──────── Data for this task

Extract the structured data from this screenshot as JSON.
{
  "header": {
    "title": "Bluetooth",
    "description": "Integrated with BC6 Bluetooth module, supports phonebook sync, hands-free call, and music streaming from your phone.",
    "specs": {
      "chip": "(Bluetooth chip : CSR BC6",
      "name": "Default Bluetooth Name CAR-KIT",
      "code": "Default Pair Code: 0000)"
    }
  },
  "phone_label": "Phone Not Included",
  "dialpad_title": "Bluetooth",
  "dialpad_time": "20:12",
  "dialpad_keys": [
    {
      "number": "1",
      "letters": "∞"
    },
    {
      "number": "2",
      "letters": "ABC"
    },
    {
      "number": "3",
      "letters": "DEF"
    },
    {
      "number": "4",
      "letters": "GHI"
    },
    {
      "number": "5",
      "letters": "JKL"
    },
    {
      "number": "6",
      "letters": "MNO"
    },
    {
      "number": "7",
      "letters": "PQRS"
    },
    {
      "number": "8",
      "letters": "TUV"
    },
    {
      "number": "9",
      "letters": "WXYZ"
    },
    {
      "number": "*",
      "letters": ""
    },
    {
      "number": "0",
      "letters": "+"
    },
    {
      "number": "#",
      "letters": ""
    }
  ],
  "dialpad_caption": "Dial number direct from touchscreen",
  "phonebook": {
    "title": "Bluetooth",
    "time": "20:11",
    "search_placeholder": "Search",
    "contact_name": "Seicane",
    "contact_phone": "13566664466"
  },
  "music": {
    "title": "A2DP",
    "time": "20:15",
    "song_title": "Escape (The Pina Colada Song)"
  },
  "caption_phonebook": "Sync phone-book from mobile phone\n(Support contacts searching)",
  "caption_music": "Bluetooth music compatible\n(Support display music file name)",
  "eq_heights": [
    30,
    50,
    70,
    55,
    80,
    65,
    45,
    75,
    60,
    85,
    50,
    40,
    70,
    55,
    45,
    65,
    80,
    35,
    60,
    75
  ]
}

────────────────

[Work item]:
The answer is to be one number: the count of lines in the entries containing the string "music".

[Result of the exercise]:
3